WHAT IS BEING ASKED |
From the data below, give the number of lines holding the word "JSON", with nothing else added.

DATA |
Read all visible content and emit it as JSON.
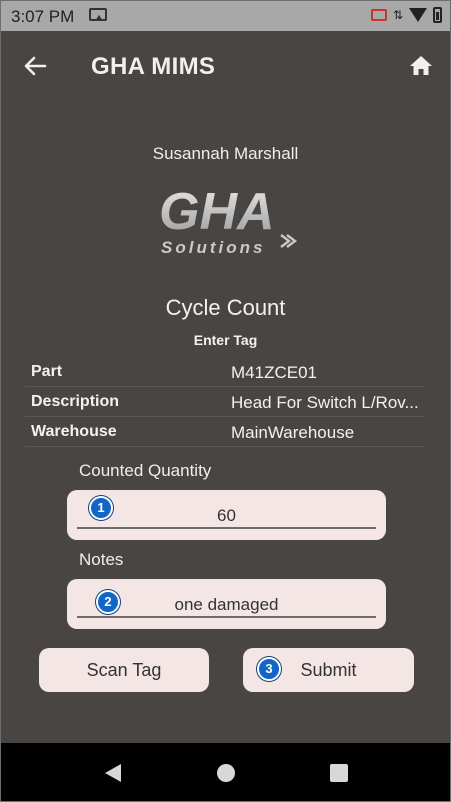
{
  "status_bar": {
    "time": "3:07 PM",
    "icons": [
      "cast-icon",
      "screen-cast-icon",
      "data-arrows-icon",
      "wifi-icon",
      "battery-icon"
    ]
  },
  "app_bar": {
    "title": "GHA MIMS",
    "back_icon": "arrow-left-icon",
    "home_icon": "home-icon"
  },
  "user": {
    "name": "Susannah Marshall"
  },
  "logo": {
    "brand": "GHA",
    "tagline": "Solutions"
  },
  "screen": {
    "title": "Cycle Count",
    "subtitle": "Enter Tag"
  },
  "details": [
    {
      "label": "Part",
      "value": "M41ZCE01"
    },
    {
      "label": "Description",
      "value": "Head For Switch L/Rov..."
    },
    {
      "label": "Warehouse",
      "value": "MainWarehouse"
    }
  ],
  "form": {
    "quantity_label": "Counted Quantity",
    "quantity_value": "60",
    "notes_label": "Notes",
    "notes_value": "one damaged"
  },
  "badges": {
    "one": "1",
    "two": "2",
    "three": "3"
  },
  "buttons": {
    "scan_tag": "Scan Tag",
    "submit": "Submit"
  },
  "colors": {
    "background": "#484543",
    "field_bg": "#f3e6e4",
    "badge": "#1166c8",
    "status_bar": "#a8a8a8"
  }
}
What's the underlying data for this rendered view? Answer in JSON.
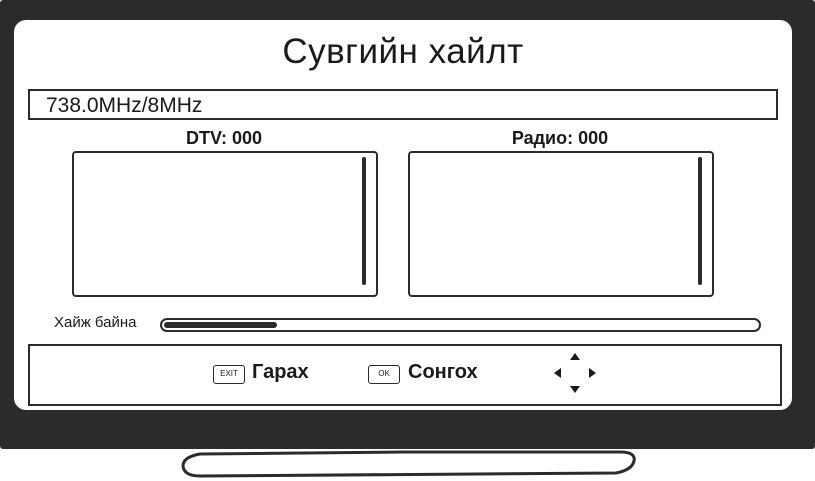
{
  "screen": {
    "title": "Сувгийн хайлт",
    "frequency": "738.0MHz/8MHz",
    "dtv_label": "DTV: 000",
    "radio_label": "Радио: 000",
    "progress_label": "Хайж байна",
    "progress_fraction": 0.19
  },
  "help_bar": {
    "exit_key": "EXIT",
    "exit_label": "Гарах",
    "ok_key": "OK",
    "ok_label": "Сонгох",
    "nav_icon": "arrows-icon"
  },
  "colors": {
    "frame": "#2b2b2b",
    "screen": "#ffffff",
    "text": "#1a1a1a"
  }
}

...

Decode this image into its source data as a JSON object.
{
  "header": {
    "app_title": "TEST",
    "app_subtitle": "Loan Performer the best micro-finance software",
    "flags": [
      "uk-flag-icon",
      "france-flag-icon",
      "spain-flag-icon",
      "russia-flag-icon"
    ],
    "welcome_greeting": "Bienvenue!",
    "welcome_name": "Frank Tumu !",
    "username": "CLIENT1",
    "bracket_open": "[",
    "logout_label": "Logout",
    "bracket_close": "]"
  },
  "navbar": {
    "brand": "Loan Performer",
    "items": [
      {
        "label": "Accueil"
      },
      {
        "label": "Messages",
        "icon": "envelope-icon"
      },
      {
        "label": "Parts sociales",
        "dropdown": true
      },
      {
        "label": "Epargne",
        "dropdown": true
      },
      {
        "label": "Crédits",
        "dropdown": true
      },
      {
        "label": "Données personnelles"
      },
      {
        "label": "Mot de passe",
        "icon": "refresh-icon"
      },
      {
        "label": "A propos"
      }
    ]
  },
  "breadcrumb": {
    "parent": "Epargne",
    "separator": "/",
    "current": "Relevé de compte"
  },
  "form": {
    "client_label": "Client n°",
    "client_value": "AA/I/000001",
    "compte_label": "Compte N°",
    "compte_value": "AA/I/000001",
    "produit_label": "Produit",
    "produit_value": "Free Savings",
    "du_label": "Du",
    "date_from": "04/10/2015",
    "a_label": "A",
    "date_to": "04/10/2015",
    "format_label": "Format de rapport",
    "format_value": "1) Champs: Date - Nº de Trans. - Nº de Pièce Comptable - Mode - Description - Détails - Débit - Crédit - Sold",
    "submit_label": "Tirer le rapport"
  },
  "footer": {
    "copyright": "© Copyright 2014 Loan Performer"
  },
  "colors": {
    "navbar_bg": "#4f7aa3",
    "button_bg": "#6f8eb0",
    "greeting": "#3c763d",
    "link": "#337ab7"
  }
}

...

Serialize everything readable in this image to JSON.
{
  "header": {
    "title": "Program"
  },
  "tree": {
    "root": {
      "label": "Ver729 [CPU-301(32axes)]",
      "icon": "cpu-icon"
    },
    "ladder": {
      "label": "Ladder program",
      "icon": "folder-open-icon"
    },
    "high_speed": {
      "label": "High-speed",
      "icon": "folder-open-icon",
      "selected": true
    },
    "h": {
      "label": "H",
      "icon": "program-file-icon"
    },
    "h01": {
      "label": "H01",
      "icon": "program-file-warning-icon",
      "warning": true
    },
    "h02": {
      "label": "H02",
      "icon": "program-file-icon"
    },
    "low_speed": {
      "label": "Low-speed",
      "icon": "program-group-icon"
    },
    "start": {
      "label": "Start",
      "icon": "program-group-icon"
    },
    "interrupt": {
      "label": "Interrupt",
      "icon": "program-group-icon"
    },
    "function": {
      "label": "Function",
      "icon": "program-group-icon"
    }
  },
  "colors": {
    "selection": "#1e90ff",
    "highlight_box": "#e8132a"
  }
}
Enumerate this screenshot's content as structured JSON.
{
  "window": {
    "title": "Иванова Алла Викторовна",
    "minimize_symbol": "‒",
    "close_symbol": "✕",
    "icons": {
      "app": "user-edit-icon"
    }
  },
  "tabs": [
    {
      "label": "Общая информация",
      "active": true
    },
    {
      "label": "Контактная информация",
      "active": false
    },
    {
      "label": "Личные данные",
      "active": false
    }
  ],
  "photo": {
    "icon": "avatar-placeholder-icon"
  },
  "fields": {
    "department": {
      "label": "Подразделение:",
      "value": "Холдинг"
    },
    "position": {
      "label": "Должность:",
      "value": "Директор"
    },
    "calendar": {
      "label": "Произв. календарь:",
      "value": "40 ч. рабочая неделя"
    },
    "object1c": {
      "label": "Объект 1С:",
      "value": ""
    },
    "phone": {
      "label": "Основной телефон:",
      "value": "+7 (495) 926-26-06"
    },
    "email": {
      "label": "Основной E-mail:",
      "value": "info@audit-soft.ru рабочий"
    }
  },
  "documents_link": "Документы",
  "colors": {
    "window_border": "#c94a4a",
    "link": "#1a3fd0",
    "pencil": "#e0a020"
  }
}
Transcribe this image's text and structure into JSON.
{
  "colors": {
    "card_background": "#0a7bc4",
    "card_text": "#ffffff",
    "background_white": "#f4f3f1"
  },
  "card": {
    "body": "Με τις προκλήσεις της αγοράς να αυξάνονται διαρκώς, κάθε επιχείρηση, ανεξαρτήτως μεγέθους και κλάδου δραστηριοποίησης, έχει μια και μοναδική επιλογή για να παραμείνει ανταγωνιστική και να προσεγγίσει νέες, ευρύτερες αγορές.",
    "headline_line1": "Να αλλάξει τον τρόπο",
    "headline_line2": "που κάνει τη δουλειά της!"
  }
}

RESPONSE |
6